Clouded Leopard, Merriweather, Toronto Zoo

A grand old lady

This is Merriweather, Toronto Zoo’s venerable Clouded Leopard (Neofelis nebulosa); every other time I’ve visited her, she’s been asleep – this was a rare opportunity to see her moving about. When you’re as old as this Clouded Leopard, you’re entitled to a bit of rest! A typical life-span for a Clouded Leopard in captivity is apparently a little over a decade; Merriweather was almost…

Seagull, Toronto, skyline, lake

Seagull against the Toronto skyline

This image was taken on a beautiful sunny afternoon in the middle of March last year; I had done a walk along the lake-shore to Rattray Marsh and was heading back to the car – although it was beautifully sunny and the water was crystal clear, it was also d**n cold (to use the technical meteorological term) and strategic bits of me were starting…

Chickadee, Black-Capped

Chickadee in winter

I’m rather fond of chickadees; they’re as close as you get to things like Blue Tits (Cyanistes caeruleus for any North Americans who haven’t heard the word used in an avian context!) in Canada and are thoroughly charming little things. A highlight of a winter walk in some of the woods around here is getting them to feed from your hand. Whilst doing the…

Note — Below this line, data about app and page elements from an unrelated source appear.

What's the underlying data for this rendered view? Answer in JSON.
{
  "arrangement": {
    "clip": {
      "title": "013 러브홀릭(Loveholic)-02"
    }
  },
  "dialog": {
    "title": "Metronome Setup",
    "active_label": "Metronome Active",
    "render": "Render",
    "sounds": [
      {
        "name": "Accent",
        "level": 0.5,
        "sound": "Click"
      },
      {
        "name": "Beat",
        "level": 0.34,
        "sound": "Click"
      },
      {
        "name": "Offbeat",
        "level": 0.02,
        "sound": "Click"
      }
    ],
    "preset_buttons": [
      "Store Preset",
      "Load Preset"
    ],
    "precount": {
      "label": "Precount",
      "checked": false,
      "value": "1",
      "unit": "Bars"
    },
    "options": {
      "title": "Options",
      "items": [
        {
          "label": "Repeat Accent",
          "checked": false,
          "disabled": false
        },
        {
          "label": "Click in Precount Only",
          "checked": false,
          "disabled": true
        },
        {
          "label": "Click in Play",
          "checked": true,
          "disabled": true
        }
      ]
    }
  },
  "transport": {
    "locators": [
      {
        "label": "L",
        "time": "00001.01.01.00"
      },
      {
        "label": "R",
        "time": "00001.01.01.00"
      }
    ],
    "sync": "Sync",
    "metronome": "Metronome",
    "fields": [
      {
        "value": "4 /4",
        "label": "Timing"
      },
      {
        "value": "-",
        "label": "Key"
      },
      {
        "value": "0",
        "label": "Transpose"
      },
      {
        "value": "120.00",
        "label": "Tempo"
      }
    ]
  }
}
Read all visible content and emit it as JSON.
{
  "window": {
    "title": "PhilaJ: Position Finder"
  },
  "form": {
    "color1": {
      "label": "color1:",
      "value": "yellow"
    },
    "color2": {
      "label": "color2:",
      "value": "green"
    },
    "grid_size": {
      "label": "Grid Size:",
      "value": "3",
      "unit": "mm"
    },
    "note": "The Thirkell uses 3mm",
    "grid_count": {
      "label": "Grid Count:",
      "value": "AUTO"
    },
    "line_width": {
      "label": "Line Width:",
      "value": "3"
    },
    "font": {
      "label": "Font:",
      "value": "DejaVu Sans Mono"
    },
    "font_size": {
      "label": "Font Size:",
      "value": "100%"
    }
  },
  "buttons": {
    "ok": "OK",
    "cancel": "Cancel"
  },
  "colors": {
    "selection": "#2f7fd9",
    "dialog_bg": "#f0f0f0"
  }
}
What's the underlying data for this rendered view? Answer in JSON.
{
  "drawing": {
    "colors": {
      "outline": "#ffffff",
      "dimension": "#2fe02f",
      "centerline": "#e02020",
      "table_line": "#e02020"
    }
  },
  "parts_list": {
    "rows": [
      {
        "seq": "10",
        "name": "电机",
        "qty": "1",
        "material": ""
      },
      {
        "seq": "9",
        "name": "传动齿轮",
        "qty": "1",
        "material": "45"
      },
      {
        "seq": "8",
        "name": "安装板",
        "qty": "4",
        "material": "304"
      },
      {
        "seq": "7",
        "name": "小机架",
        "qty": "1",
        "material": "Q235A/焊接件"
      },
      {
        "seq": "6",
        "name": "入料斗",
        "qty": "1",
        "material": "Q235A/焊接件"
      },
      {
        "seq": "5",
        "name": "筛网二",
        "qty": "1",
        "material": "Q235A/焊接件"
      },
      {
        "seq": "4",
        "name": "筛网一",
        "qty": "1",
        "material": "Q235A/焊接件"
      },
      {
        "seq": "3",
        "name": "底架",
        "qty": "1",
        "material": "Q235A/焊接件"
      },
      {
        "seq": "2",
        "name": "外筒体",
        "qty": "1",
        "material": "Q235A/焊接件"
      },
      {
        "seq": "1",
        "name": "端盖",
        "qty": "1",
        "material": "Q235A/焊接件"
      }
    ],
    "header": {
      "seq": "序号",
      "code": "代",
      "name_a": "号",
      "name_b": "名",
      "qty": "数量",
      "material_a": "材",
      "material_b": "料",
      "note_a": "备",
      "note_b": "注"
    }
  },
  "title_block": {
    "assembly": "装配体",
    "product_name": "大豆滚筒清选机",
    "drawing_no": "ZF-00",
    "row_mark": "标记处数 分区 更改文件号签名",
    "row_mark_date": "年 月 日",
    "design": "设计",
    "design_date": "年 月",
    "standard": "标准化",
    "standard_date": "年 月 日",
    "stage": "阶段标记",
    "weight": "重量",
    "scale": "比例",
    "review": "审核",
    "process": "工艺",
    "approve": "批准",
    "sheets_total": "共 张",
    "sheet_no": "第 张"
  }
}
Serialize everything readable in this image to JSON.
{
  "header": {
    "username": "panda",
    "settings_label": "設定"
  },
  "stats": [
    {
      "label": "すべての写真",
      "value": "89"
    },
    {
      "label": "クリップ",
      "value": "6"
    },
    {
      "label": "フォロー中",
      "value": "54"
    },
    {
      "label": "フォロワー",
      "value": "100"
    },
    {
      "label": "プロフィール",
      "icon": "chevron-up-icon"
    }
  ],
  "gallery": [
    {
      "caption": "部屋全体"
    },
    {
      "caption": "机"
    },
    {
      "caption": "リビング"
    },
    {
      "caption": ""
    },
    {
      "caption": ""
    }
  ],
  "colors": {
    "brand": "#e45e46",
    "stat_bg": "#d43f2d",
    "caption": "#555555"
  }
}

Crocodilian

Crocodilian

This rather splendid fellow is a resident of Toronto Zoo, although I’m embarrassed to say that I can’t remember the species – it’s some sort of modest-sized crocodilian, possibly an American Alligator. One has to be very careful when visiting zoos in Ontario: mainly due to a lack of serious regulation, a lot of them are apparently very sketchy in terms of animal welfare…

Golden-Crowned, Kinglet, Golden, Crowned

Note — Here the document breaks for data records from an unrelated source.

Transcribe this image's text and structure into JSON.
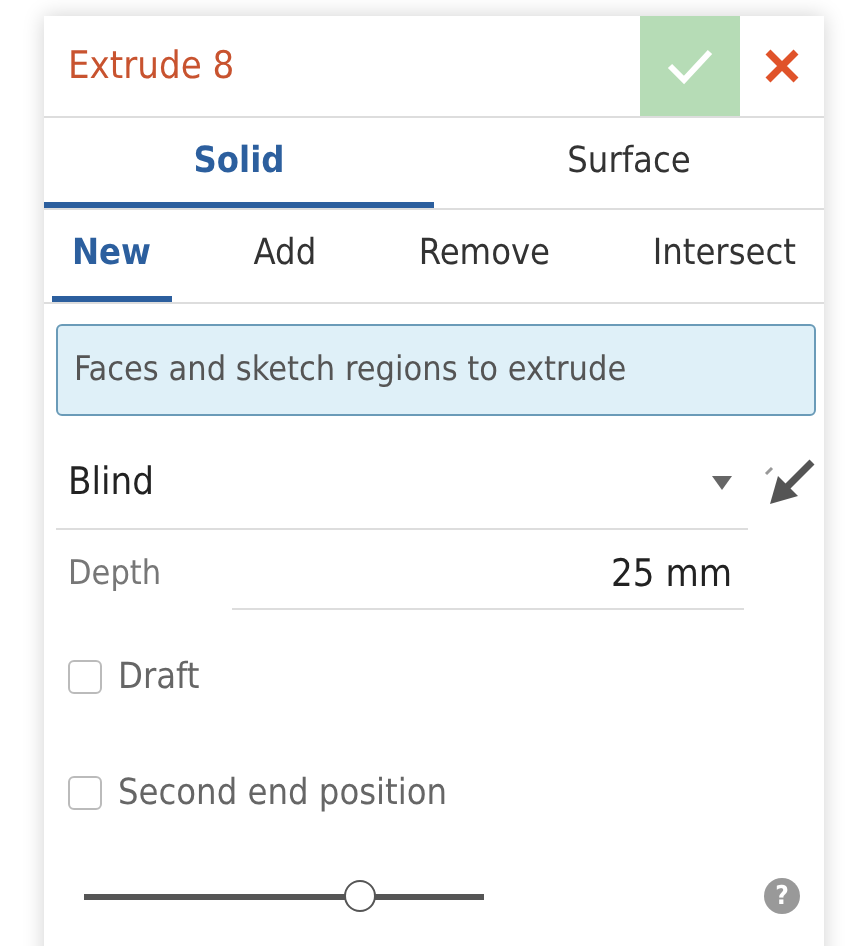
{
  "dialog": {
    "title": "Extrude 8"
  },
  "body_tabs": [
    {
      "label": "Solid",
      "selected": true
    },
    {
      "label": "Surface",
      "selected": false
    }
  ],
  "operation_tabs": [
    {
      "label": "New",
      "selected": true
    },
    {
      "label": "Add",
      "selected": false
    },
    {
      "label": "Remove",
      "selected": false
    },
    {
      "label": "Intersect",
      "selected": false
    }
  ],
  "selection_field": {
    "placeholder": "Faces and sketch regions to extrude",
    "active": true
  },
  "end_type": {
    "value": "Blind"
  },
  "depth": {
    "label": "Depth",
    "value": "25 mm"
  },
  "options": [
    {
      "label": "Draft",
      "checked": false
    },
    {
      "label": "Second end position",
      "checked": false
    }
  ],
  "slider": {
    "level": 0.69
  },
  "help": "?"
}
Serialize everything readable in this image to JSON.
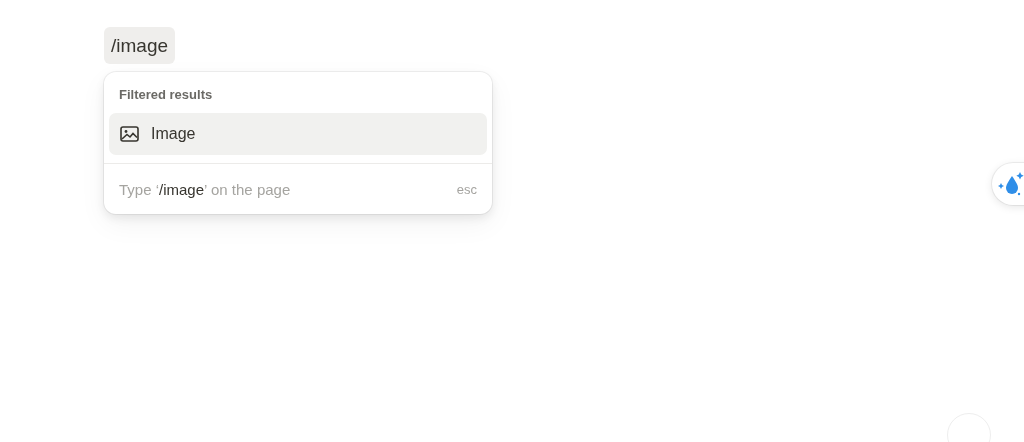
{
  "command_chip": {
    "text": "/image"
  },
  "menu": {
    "header": "Filtered results",
    "items": [
      {
        "label": "Image",
        "selected": true
      }
    ],
    "footer": {
      "hint": "Type ‘**/image**’ on the page",
      "shortcut": "esc"
    }
  },
  "floating_button": {
    "kind": "sparkle-drop"
  }
}
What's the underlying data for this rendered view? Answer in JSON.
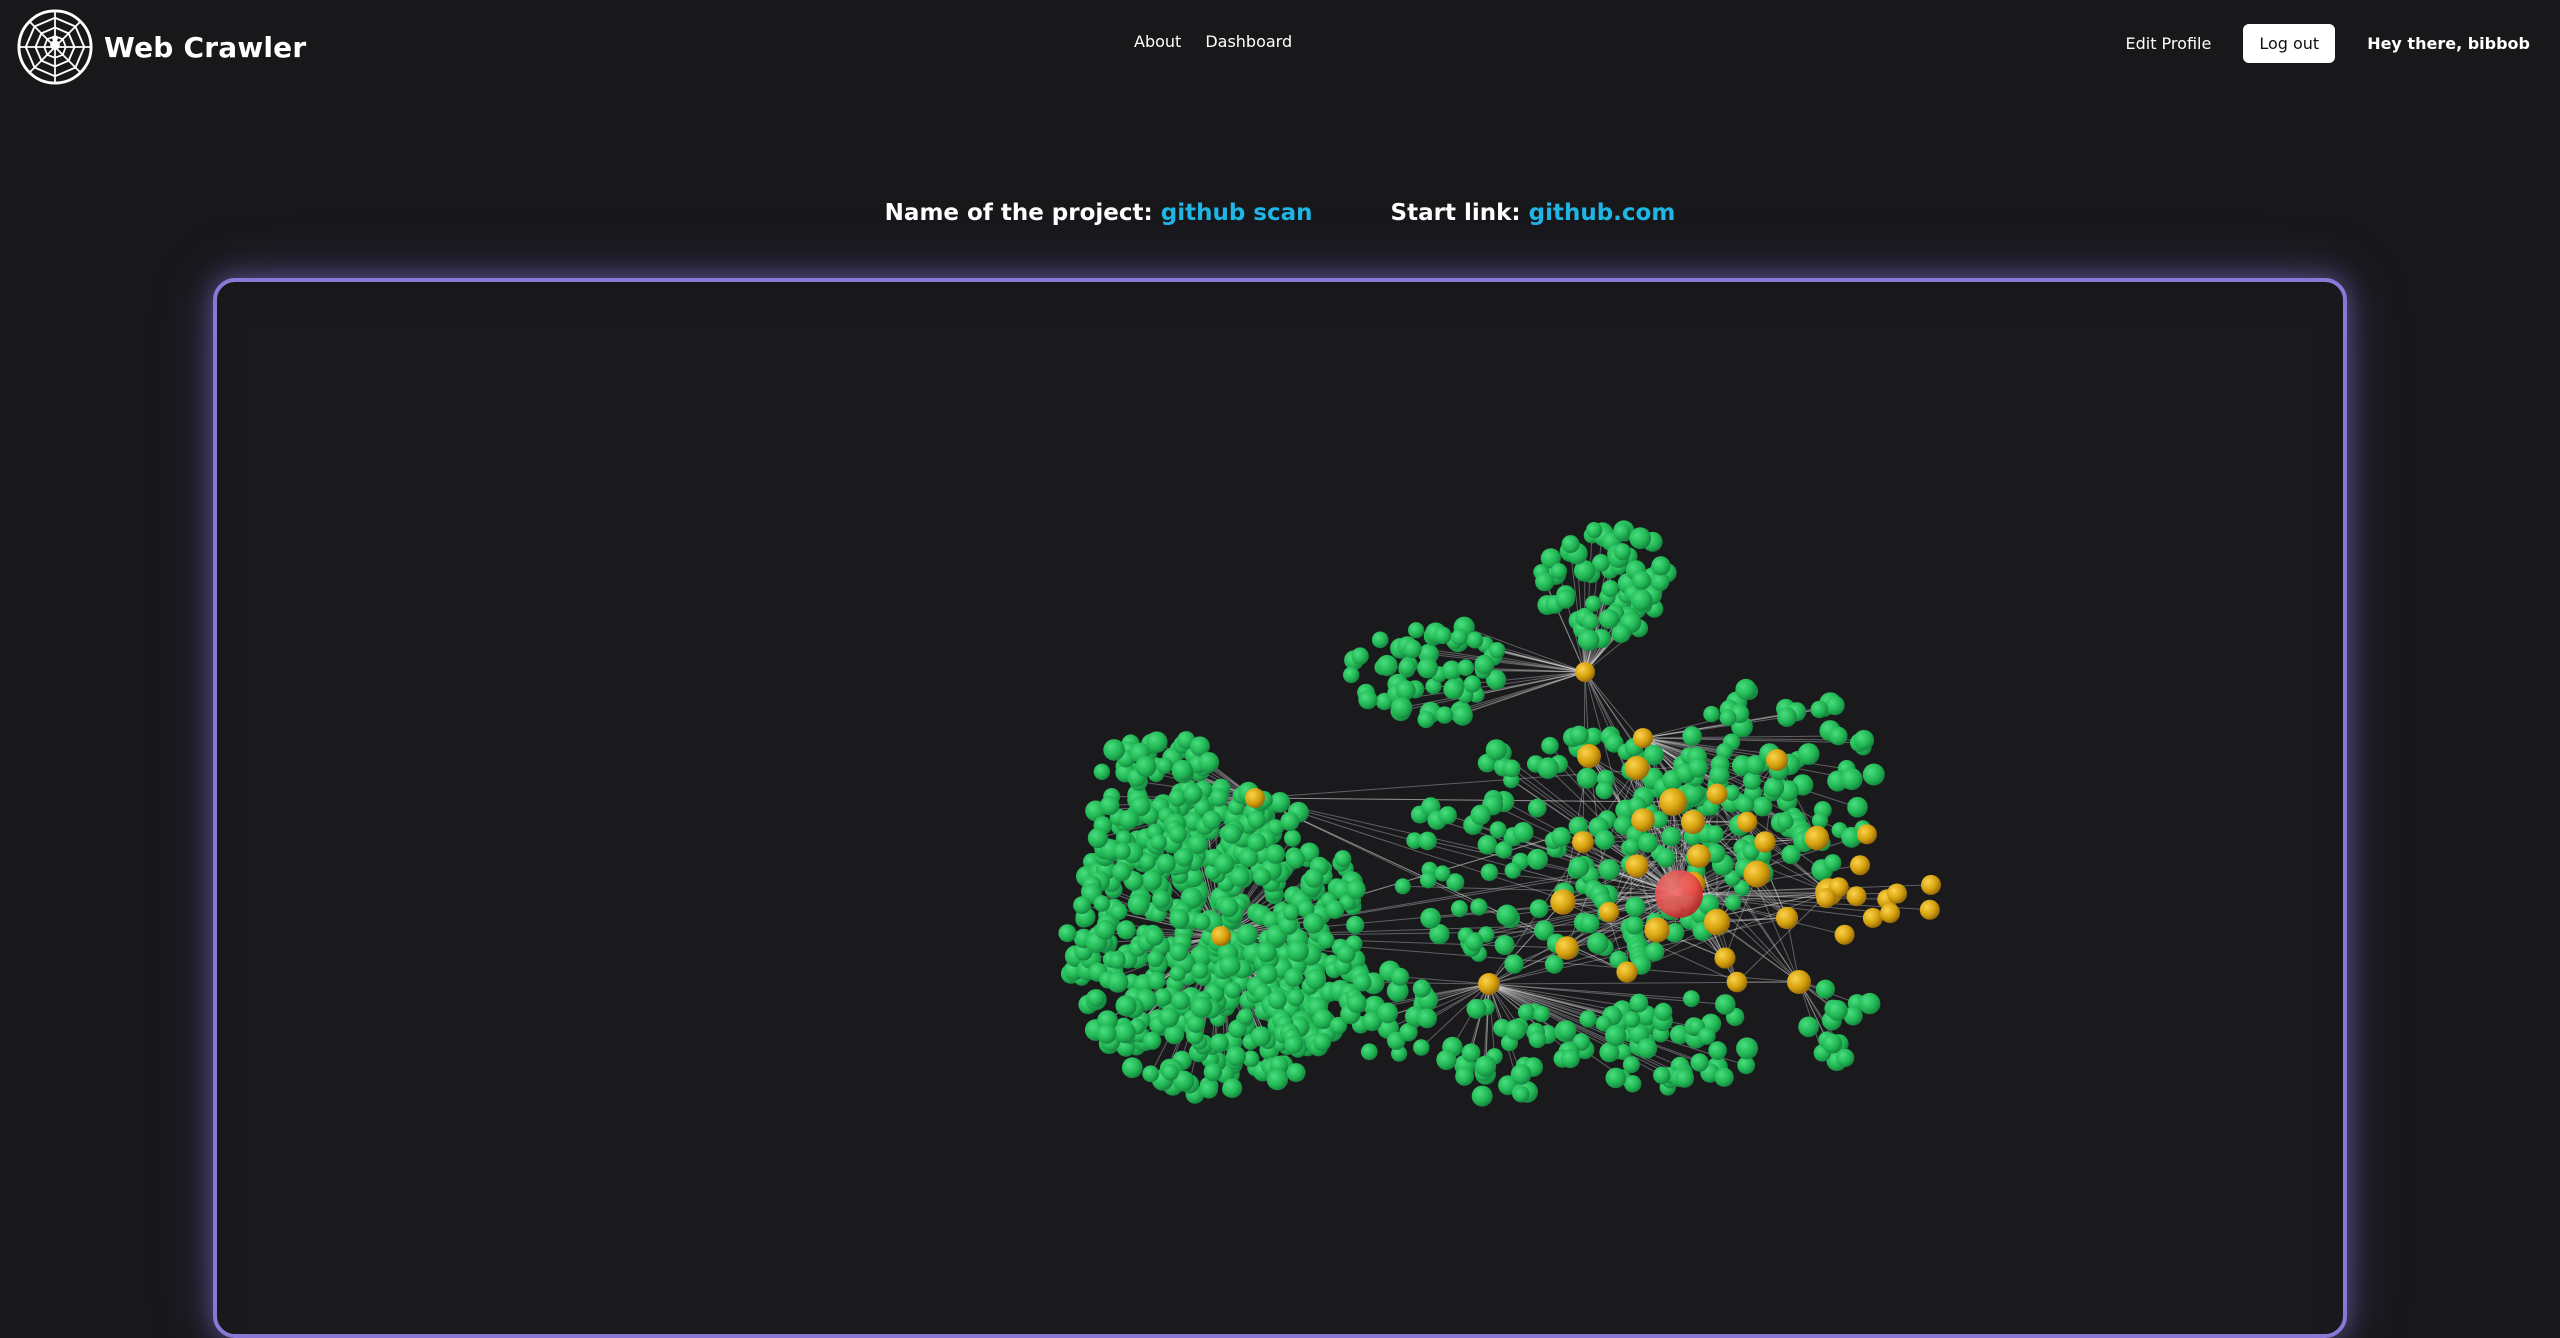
{
  "brand": {
    "title": "Web Crawler",
    "logo_icon": "spider-web-icon"
  },
  "nav": {
    "about": "About",
    "dashboard": "Dashboard"
  },
  "user": {
    "edit_profile": "Edit Profile",
    "logout": "Log out",
    "greeting": "Hey there, bibbob"
  },
  "project": {
    "name_label": "Name of the project:",
    "name_value": "github scan",
    "start_label": "Start link:",
    "start_value": "github.com"
  },
  "colors": {
    "background": "#18181b",
    "accent": "#1fb6e6",
    "panel_border": "#8b78d6",
    "node_leaf": "#22c55e",
    "node_hub": "#d4a00d",
    "node_root": "#e5484d",
    "edge": "#e5e5e5"
  }
}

Golden-Crowned Kinglet

This shot was taken at Ball’s Falls, near Hamilton; much as I would love to claim that I deliberately got the soon-to-be-lunch insect in the shot, that would be a complete lie, alas – I was only trying to get a decent shot of the bird (the blighters move very fast) and got lucky! According to my bird-book, this is a Golden-Crowned Kinglet (Regulus…

Cicada, exuviae

Cicada exuvia

When I originally found this, I had to search online to find out what it was: it’s the exuvia of a cicada of some description. The main thing that struck me about this thing was the enormous fore-legs, which are an adaptation for digging. You can also see some remaining dried earth stuck to it, from its life underground. Incidentally, I was once taught…

Snapping, Turtles, Turtle, Crawford, Lake

Snapping Turtles

As I’ve alluded to elsewhere, one of the really cool things about Canada is that humanity hasn’t killed off all the big interesting animals here yet (unlike in the UK); as well as that, Canada has turtles! In the UK, we don’t have any native turtles; occasionally, you get the odd feral Red-Eared Slider taking up residence when its original owners decided that they…

Raccoon, Procyon lotor

My first raccoon

As most people know, the raccoon (Procyon lotor) is a very common animal all over North America; in the days before leaving the UK, I had even read an article (In BBC Wildlife magazine) explaining that not only were they very common, but the ones in the Toronto area were, on average, larger than the regular ones and had an extra offspring each season….

Red, Winged, Blackbird, Agelaius phoeniceus

Red-Winged Blackbirds

The male Red-Winged Blackbird (Agelaius phoeniceus) is a ubiquitous sight in the GTA, especially near marshland; given how common they are, it’s hard not to get a bit blasé about these rather splendid creatures. The main thing that struck me, the first time I saw them, was that a calling male does look rather as though he’s trying to make himself explode! This is…

Recuperative visit to the Rock Gardens

My endlessly kind other half took me to the Rock Gardens run by the Royal Botanical Gardens in Hamilton, as part of a period of recuperation after getting a little closer to snuffing it than I usually like. Being too weak and feeble at the time to carry much gear, all of the images on these pages were taken with one lens, which actually…